Despite decades of drinking and driving awareness programs, drunk driving is still a problem. According to the National Highway and Traffic Safety Administration (NHTSA), there are about 32 drunk-driving-related fatalities daily in the United States. The Governors Highway Safety Administration reports that in 2017 29% of all traffic fatalities involved a drunk driver. Drunk driving prevention is a national concern, and both states and individuals can help combat it.
What states do to prevent DUIs
DUI (short for driving under the influence), drunk driving, impaired driving, or driving while intoxicated (DWI) is the target of laws in all 50 states. All states use BAC or blood alcohol content, which refers to the percentage of alcohol in circulating blood. In nearly all states, a BAC of 0.08, meaning a blood alcohol content of 0.08%, is the legal threshold for a DUI. All states also define a zero-tolerance BAC limit between 0.0 and 0.02 for minors who cannot legally drink. Some states also define a higher limit (often 0.15 but sometimes higher) that carries increased penalties.

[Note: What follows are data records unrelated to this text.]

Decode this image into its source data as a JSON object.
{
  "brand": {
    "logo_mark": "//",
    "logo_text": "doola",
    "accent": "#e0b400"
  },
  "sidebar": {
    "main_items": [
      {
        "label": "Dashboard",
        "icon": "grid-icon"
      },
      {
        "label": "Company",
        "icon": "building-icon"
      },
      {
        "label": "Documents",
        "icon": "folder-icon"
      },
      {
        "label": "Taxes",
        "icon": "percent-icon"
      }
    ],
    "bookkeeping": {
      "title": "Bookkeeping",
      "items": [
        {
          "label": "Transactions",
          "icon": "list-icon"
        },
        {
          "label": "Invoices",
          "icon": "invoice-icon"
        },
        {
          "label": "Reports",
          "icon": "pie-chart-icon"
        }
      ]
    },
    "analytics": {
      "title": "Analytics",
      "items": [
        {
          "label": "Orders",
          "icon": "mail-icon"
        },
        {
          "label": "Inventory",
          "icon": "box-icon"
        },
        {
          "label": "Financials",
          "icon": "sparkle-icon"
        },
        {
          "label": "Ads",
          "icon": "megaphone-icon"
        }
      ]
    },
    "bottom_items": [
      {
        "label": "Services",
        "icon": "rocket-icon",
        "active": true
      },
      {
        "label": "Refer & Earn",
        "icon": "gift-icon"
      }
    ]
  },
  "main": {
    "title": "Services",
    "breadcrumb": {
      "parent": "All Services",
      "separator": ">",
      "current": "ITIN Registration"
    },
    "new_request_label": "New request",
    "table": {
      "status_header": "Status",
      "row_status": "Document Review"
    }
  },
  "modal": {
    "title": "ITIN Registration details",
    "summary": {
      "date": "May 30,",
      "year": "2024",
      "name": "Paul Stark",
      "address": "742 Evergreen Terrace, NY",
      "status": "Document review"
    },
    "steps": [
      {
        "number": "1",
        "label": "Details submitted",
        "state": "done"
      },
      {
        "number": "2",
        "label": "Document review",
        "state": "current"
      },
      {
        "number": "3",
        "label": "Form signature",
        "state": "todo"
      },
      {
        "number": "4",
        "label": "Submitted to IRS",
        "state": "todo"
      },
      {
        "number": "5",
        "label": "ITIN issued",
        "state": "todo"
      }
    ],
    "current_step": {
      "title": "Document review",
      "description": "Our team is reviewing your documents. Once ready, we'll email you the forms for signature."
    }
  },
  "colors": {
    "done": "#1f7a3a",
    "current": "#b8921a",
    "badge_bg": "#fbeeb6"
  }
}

The consequences of a DUI conviction vary by state, from civil penalties (e.g., a ticket) to mandatory jail time for a first offense. Most states also impose an ignition interlock penalty on DUI offenders. The ignition interlock is a device that must be installed in any car the offender uses and prevents the car from starting until the driver passes a breath test confirming their sobriety. Although not a legal requirement, insurance rates almost always go up following a DUI, so a conviction can have long-lasting consequences on your cost to drive or even your ability to afford auto insurance. Learn more about auto insurance after a DUI.
How to stop others from drinking and driving
Drunk driving prevention is the most effective solution. If you suspect someone is preparing to drive drunk, don’t let them drive. Rideshare apps, calling a cab, or even public transportation are simple ways to get someone a safe ride. A BAC calculator can help give a rough idea of a person’s BAC, but reaction time is slowed for most people after even one drink, so it’s best to err on the side of caution when you are considering driving after drinking.
If you’re already on the road, you can still help with drunk driving prevention. Keep an eye out for impaired drivers. According to MADD, signs can include:
- Erratic behavior such as weaving and quick acceleration or deceleration
- Slow reactions to traffic signals
- Driving slower than normal
- Signaling that doesn’t match the driver’s behavior
If you see someone you believe might be driving drunk, note their license plate and a description of the car. Make a hands-free call or stop somewhere safe and call 911 to report the vehicle, providing the vehicle description and as much information as possible about its location and direction.
How to prevent drunk driving in your own life
Just as when dealing with others, prevention is best. If you know you will have a few drinks, designate a sober driver for the evening. If someone in your social group doesn’t want to do it, try asking them to pool resources for a designated driver service to pick you up or arrange to take public transportation. The same goes if you’re heading out on your own.
If you find yourself unexpectedly unsafe to drive, consider calling a rideshare service or taxi, taking public transportation, or even asking the bartender for help. Many bars have a list of available services on hand. Some bars will even let you leave your car in the parking lot until the morning. If you’re unsure whether you’re safe to drive, it’s better to assume you’re not than to take the risk. According to the NHTSA, even a very low BAC can impair driving.